(Page and application data records)
● ● ● ● ● ● ●
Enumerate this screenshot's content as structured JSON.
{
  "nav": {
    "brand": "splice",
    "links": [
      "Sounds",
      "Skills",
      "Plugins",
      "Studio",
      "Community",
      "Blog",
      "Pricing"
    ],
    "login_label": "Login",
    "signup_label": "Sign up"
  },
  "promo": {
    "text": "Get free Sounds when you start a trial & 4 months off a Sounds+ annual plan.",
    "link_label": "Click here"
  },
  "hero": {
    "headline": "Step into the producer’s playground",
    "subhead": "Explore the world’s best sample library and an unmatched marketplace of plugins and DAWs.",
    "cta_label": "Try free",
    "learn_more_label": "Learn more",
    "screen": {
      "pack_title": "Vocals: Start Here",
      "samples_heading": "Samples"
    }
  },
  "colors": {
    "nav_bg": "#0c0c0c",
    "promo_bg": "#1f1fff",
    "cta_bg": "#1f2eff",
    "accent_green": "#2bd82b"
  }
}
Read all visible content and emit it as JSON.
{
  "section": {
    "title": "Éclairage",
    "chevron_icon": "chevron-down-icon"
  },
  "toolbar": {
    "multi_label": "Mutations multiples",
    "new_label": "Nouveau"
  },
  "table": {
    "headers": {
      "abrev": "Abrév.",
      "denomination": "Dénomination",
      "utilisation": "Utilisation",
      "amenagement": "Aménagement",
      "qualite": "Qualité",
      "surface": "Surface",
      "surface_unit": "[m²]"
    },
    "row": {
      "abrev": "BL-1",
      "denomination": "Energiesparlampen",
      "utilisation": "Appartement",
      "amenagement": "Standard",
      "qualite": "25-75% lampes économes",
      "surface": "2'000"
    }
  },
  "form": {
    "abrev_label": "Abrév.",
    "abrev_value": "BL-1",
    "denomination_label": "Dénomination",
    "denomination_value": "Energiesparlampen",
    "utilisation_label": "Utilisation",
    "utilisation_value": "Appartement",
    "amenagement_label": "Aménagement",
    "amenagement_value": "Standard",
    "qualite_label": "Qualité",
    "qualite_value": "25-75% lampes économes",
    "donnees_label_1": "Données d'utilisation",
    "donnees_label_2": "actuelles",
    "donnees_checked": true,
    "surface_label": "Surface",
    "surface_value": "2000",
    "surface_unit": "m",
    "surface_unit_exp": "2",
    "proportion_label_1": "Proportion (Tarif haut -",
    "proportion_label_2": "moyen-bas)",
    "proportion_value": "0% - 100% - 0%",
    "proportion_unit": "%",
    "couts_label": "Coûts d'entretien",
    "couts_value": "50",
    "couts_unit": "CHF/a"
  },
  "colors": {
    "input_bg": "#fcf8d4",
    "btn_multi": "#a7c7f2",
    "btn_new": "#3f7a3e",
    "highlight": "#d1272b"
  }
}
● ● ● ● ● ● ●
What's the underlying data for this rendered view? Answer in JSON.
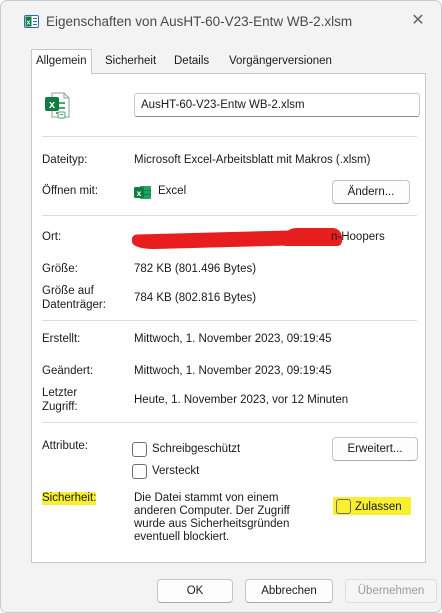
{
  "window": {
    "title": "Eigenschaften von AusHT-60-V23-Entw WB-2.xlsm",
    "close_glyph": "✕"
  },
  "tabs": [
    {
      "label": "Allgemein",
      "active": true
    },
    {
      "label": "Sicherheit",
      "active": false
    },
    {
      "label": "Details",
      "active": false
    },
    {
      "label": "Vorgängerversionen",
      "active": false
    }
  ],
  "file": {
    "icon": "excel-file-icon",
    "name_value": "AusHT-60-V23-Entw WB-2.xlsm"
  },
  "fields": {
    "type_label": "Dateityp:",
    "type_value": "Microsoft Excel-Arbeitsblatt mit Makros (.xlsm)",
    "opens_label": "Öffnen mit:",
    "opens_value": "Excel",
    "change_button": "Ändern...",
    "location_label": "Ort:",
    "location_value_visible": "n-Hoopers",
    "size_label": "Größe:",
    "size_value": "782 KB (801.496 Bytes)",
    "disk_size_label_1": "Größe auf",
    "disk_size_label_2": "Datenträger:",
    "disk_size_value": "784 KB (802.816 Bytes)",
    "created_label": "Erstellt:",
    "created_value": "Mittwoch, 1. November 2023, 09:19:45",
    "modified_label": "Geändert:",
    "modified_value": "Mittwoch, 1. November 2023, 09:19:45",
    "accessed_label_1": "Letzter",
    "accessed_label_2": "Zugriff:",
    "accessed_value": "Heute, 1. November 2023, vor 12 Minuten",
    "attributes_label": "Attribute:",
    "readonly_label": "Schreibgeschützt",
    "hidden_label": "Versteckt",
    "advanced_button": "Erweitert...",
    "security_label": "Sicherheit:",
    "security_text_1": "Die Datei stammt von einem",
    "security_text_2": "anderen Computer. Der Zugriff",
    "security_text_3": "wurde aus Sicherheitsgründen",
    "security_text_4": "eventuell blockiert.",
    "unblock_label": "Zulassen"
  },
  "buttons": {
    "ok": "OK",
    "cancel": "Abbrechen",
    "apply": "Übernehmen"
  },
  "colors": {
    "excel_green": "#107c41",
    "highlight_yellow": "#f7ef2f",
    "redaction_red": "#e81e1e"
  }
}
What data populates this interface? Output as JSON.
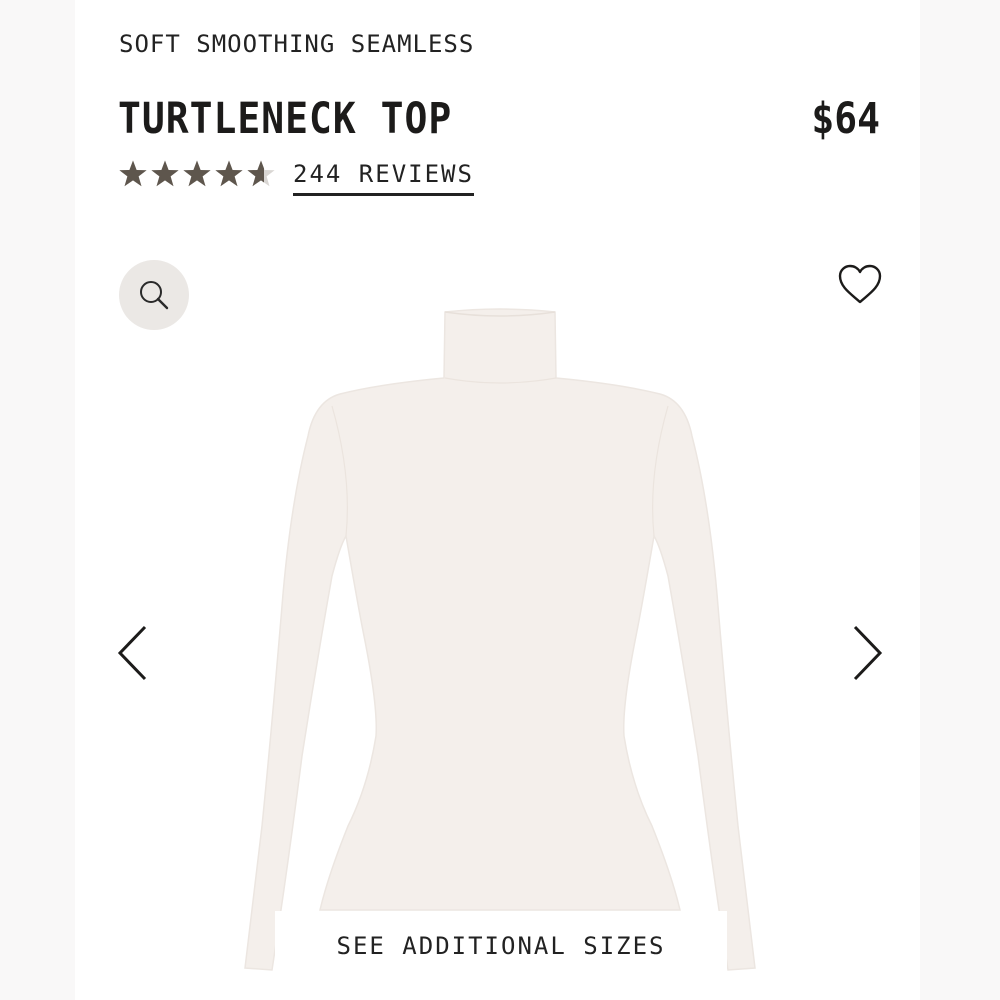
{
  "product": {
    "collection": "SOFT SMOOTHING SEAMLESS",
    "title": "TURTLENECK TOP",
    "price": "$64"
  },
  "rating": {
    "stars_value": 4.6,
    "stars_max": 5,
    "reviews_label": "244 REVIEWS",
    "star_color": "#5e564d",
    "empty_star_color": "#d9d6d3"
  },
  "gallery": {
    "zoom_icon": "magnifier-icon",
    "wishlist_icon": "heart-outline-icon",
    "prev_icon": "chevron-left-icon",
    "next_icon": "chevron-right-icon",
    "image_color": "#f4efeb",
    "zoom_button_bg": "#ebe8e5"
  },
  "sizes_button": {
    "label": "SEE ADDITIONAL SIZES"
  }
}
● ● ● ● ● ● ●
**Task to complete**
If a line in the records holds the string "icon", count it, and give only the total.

**Exercise solution**
6